Duke’s Remedy to Date Insufficient Under the Law
Noting that Duke University’s so-called remedy is insufficient under the law, the Louis D. Brandeis Center for Human Rights Under Law today called on President Vincent Price to formally recognize the Duke chapter of Students Supporting Israel. According to the Brandeis Center, formal recognition is the “only way to ensure the University’s compliance” with federal law. In November, only days after the Duke University Student Government (DSG) voted to recognize campus group Students Supporting Israel (SSI), DSG president Christina Wang vetoed the recognition. Wang claimed SSI inappropriately “singled out an individual student on their organization’s social media account.” The incident in question involves SSI’s response to a Duke student’s tweet that read, “My school promotes settler colonialism.” SSI retweeted the student’s post with the following response, “To Yana and others like her, please allow us to educate you on what ‘settler colonialism’ actually is and why Israel does not fall under this category whatsoever,” and they invited the Duke community to an “SSI 101” event to discuss further.

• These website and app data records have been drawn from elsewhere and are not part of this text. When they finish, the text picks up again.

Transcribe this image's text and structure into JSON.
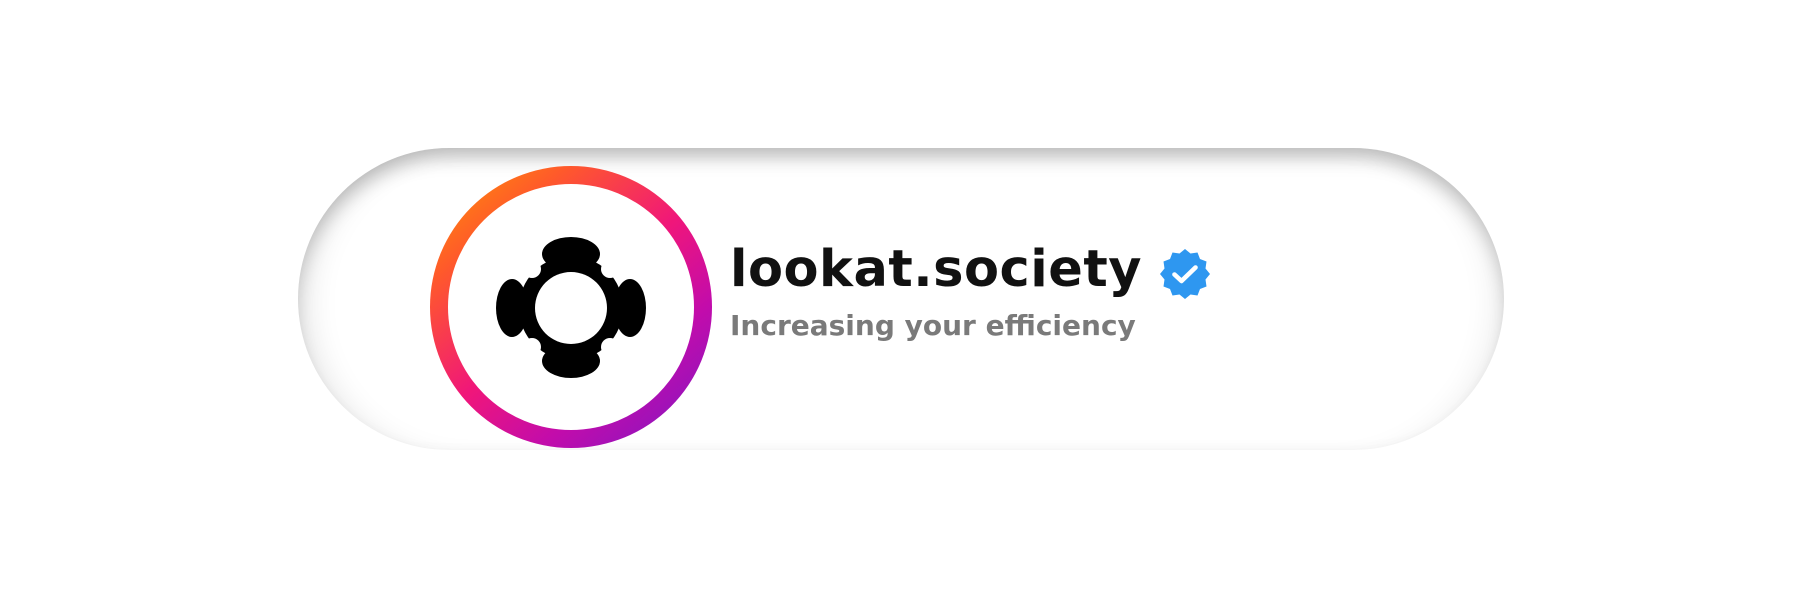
{
  "profile": {
    "username": "lookat.society",
    "tagline": "Increasing your efficiency",
    "verified": true,
    "avatar_icon": "lookat-society-logo",
    "verified_icon": "verified-badge-icon"
  },
  "colors": {
    "ring_gradient": [
      "#ff9a00",
      "#ff5a2a",
      "#f0167a",
      "#c20cab",
      "#7a18c6"
    ],
    "verified_badge": "#2e97f0",
    "username_text": "#111111",
    "tagline_text": "#7a7a7a",
    "background": "#ffffff"
  }
}
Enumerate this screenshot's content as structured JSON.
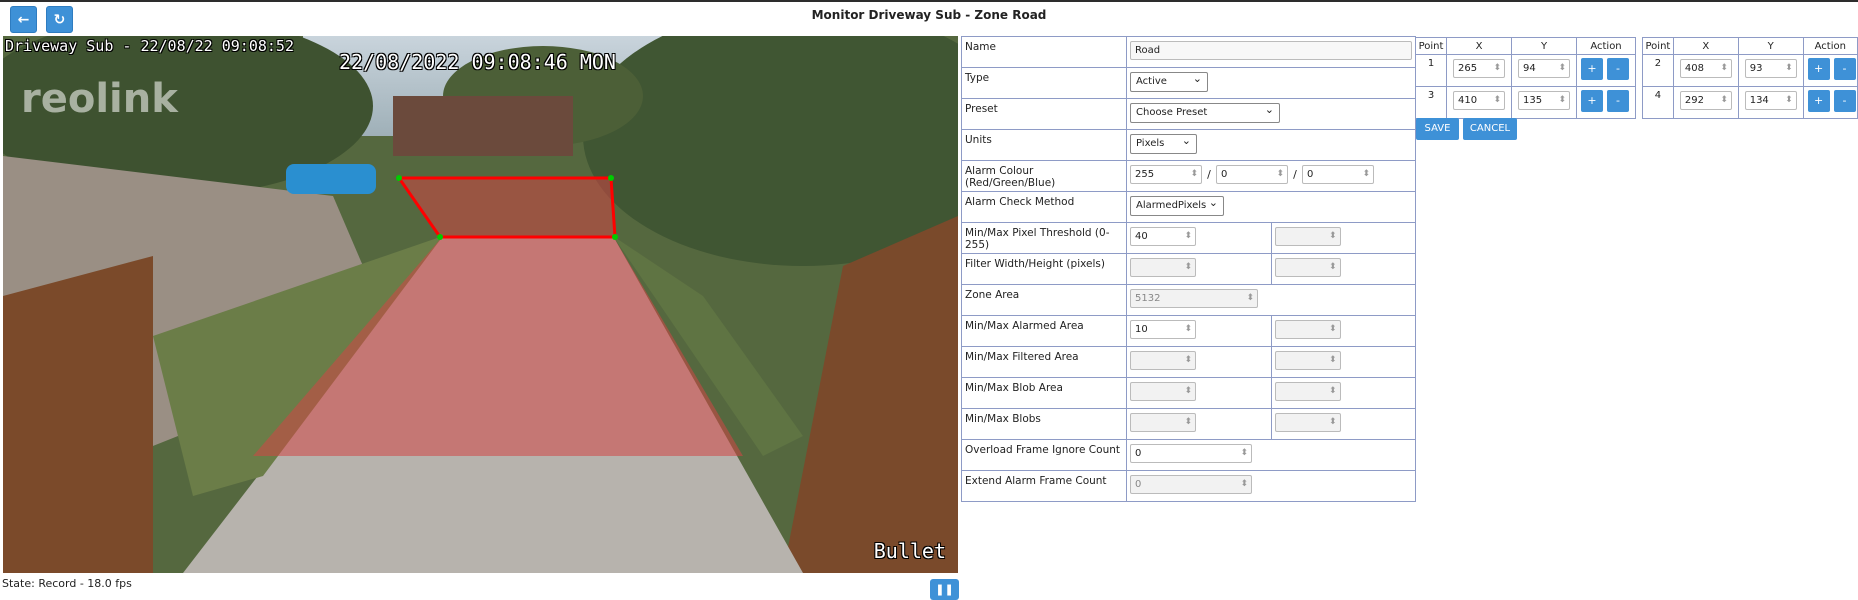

After the Duke Senate upheld Wang’s veto, President Price issued a statement that although the student government’s decision is “independent” from the university, the administration will provide financial and program support to SSI without formal recognition by the student government. “While we appreciate your efforts to address the matter in your recent statement,” wrote the Brandeis Center legal advocates in today’s letter, “it is not sufficient under the law merely to provide ‘options to secure financial and programmatic support’ without formal recognition.” The Brandeis Center went on to explain why Duke is “legally obligated to take corrective action in response to the unlawful treatment of Duke SSI by formally recognizing the student organization and ensuring it has equal access to resources.” According to the Brandeis Center, Duke’s behavior violates Title VI of the Civil Rights Act of 1964, which prohibits discrimination on the basis of national origin and shared ethnicity. The Brandeis Center notes that from the moment Duke SSI applied for recognition, it was subjected to special scrutiny not applied to other non-Jewish groups. First, student representatives from Duke SSI were forced to endure extensive questioning before the student government vote. Second, once a prospective student group fulfills all application requirements, as Duke SSI did, the student government usually approves the group’s recognition unanimously. In the case of SSI, however, student senators voiced opposition when a formal vote was held on the question of recognition. Third, up until this incident, the presidential veto had never been used to revoke a formal recognition. In fact, when Duke’s Students for Justice in Palestine (SJP) posted a photograph of students affiliated with another pro-Israel group on campus (DIPAC) with the antagonizing caption, “Because y’all are a bunch of racist clowns,” and tweeted, “So I’m going to repeat myself again, f**k DIPAC and every Zionist on campus,” SJP’s recognition was not even challenged, let alone revoked.